**Data excerpts**
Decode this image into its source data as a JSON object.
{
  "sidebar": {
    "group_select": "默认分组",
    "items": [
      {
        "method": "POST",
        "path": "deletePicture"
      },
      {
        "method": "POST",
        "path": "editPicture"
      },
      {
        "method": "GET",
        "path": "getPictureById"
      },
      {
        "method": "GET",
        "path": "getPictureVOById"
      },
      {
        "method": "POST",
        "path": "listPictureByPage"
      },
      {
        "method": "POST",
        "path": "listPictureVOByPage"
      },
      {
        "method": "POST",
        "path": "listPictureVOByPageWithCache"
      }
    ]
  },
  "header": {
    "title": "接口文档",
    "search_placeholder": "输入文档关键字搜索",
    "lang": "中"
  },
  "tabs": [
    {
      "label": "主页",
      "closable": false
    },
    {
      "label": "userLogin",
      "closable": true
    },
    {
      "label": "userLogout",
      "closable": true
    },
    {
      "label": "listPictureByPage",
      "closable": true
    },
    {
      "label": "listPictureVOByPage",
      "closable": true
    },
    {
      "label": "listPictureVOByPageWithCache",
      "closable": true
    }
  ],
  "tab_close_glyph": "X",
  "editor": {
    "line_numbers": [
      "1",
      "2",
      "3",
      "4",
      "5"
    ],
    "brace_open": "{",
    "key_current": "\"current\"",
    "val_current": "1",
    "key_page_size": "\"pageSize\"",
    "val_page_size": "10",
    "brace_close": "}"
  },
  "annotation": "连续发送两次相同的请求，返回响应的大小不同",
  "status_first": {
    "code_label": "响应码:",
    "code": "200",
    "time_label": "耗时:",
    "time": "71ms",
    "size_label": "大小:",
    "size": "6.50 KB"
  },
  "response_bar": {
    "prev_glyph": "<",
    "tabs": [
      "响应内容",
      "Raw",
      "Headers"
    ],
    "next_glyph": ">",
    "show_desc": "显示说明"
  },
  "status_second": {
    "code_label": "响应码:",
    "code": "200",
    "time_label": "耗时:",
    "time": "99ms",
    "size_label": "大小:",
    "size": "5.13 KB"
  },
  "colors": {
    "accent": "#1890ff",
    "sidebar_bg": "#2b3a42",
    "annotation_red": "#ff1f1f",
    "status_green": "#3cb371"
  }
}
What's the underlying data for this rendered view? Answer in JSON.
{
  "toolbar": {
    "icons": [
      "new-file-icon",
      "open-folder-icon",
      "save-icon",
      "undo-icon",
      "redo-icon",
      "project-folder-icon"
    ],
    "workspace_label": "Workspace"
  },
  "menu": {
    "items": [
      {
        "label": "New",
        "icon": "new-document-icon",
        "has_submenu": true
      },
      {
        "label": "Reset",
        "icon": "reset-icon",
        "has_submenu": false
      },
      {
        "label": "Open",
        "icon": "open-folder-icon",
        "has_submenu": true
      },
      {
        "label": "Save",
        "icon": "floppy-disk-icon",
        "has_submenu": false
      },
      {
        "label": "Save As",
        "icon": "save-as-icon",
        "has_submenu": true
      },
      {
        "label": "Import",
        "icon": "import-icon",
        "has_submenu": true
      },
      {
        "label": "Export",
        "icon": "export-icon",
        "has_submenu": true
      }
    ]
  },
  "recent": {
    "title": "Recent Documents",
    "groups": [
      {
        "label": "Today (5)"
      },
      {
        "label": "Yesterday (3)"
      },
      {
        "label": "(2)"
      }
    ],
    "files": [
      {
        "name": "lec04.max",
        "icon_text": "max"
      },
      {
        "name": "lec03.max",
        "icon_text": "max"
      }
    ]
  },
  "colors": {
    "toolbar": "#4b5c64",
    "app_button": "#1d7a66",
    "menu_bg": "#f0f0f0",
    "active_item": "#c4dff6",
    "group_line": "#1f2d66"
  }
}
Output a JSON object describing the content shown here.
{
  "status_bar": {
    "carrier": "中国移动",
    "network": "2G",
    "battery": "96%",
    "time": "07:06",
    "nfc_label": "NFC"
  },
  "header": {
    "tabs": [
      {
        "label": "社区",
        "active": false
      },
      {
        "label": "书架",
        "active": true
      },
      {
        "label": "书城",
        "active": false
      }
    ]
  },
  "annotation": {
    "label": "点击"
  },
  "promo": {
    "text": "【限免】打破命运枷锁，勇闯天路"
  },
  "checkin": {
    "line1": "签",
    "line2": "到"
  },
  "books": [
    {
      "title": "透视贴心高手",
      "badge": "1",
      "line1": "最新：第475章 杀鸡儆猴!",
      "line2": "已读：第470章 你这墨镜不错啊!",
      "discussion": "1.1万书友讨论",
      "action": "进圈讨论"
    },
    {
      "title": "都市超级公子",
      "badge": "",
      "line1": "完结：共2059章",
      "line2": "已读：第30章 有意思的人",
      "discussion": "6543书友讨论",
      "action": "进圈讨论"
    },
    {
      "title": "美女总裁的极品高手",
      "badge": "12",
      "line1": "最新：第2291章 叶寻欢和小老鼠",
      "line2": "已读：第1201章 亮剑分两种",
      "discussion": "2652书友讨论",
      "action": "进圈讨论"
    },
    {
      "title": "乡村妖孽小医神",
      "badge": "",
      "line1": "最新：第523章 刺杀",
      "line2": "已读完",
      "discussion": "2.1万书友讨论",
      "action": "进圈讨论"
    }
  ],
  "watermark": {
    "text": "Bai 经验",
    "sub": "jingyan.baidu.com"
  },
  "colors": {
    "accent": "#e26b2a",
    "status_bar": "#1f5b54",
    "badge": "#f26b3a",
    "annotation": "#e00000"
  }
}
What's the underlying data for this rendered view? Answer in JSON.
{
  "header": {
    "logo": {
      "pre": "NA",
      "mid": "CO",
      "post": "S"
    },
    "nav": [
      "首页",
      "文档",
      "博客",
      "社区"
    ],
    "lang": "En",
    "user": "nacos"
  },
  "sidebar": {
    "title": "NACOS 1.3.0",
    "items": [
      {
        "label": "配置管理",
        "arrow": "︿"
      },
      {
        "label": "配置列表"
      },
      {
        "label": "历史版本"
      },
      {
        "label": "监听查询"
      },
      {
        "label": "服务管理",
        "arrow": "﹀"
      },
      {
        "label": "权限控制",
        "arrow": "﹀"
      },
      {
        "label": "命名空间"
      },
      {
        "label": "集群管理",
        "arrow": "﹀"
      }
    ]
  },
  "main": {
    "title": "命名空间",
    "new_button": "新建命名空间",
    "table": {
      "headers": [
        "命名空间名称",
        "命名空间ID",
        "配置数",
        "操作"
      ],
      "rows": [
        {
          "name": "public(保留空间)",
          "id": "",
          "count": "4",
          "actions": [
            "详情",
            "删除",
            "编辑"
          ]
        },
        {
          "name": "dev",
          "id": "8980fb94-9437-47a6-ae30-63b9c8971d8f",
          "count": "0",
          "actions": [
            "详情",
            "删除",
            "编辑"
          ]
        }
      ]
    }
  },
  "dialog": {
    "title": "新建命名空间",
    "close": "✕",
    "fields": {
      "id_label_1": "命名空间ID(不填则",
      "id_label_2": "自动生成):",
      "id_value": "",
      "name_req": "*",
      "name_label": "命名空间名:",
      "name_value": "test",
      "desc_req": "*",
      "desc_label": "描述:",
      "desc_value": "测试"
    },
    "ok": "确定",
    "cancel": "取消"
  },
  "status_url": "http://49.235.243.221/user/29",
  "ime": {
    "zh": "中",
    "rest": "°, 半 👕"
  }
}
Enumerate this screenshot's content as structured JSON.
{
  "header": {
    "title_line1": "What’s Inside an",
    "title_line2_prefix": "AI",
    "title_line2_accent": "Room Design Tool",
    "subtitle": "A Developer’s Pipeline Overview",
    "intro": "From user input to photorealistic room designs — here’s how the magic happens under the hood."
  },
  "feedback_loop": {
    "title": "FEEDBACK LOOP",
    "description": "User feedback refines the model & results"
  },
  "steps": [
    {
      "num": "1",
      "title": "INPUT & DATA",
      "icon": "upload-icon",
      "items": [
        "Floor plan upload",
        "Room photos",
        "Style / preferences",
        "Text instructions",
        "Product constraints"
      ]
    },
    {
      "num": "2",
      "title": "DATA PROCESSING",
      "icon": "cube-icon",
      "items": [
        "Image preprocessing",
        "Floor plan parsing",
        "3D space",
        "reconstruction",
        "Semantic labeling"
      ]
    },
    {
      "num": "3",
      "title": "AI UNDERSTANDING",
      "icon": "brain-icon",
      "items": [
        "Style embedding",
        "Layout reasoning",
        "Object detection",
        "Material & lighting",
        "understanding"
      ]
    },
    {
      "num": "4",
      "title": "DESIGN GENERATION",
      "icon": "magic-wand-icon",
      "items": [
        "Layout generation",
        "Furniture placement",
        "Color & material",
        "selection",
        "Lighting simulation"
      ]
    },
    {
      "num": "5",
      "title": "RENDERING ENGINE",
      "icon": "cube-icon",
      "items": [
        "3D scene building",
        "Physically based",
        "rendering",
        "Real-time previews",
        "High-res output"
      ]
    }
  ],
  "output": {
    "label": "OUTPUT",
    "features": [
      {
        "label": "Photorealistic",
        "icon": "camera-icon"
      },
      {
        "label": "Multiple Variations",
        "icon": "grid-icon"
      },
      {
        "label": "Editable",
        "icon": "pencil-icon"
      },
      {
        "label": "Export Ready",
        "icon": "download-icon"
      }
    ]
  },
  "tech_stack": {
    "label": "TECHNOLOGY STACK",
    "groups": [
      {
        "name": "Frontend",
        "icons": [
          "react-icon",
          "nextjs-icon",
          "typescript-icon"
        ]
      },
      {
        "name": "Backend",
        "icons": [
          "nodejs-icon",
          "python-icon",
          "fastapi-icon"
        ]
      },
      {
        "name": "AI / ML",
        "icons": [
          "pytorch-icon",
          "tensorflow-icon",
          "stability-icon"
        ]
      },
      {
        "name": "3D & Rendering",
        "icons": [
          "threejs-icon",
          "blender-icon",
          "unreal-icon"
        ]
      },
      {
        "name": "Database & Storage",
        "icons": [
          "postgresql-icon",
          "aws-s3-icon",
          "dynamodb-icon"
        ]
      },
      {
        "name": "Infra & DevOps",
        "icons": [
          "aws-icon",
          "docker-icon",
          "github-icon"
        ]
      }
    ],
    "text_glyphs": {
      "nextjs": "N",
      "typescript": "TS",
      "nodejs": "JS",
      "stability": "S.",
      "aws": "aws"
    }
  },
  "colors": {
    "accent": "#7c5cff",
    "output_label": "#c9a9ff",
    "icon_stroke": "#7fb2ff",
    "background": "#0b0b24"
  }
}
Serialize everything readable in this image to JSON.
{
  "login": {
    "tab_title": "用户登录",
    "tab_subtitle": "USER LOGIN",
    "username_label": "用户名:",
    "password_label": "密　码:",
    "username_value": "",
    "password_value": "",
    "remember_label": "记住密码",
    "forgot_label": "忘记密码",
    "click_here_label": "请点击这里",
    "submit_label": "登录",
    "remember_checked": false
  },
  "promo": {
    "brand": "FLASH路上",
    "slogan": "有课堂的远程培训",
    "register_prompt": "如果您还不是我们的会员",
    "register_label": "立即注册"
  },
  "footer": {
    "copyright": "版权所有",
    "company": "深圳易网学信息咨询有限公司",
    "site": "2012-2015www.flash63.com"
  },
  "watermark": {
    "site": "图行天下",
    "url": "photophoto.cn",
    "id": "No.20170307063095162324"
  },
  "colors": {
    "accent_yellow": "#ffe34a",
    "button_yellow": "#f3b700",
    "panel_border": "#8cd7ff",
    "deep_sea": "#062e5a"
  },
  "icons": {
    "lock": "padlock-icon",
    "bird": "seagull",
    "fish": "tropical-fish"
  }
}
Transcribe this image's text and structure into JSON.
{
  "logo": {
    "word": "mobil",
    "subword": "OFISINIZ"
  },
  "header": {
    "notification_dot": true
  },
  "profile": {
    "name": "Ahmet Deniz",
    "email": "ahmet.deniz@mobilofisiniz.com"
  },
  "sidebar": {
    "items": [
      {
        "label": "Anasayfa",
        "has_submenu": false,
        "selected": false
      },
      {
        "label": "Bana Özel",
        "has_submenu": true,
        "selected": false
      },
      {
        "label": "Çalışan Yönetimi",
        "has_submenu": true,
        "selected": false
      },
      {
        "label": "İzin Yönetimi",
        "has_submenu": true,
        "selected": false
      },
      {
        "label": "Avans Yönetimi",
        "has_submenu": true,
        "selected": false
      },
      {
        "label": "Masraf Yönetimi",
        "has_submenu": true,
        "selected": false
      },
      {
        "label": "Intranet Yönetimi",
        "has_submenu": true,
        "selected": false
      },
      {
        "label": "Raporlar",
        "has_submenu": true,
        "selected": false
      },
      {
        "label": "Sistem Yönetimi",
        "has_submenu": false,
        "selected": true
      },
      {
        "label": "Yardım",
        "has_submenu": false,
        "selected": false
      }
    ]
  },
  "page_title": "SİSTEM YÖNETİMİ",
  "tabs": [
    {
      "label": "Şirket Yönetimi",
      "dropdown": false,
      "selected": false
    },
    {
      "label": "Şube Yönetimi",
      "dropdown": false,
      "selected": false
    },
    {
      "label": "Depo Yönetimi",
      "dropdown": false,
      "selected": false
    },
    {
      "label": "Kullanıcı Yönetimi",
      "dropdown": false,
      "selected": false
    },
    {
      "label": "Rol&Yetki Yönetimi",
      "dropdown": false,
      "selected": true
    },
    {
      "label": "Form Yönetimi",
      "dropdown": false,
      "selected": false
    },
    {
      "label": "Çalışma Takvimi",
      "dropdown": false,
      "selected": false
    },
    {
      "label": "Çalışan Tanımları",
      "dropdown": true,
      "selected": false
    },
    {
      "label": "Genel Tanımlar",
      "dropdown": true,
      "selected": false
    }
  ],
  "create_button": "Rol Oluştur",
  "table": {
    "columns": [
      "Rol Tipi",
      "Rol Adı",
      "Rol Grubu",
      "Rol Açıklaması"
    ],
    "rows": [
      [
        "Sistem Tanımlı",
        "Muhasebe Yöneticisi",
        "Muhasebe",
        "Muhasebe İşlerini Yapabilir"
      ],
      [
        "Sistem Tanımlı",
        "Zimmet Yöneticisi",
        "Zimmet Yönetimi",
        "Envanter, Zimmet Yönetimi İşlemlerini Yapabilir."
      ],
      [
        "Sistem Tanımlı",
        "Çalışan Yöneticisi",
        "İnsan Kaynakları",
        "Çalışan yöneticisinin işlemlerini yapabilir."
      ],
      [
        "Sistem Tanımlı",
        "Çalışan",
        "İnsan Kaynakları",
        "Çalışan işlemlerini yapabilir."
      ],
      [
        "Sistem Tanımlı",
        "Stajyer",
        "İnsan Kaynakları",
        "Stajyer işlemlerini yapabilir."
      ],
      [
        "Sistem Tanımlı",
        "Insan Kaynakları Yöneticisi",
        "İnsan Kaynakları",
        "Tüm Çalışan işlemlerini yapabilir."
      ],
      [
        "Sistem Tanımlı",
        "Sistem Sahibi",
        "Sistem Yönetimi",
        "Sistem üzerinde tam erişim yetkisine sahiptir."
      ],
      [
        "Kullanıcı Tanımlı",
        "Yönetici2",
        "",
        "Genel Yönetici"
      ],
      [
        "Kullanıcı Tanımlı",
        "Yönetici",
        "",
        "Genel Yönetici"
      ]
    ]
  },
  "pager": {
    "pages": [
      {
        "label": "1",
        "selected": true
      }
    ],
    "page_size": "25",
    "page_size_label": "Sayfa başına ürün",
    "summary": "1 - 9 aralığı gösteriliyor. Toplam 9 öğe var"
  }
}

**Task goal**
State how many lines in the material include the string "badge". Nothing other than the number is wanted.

**Solution to this task**
5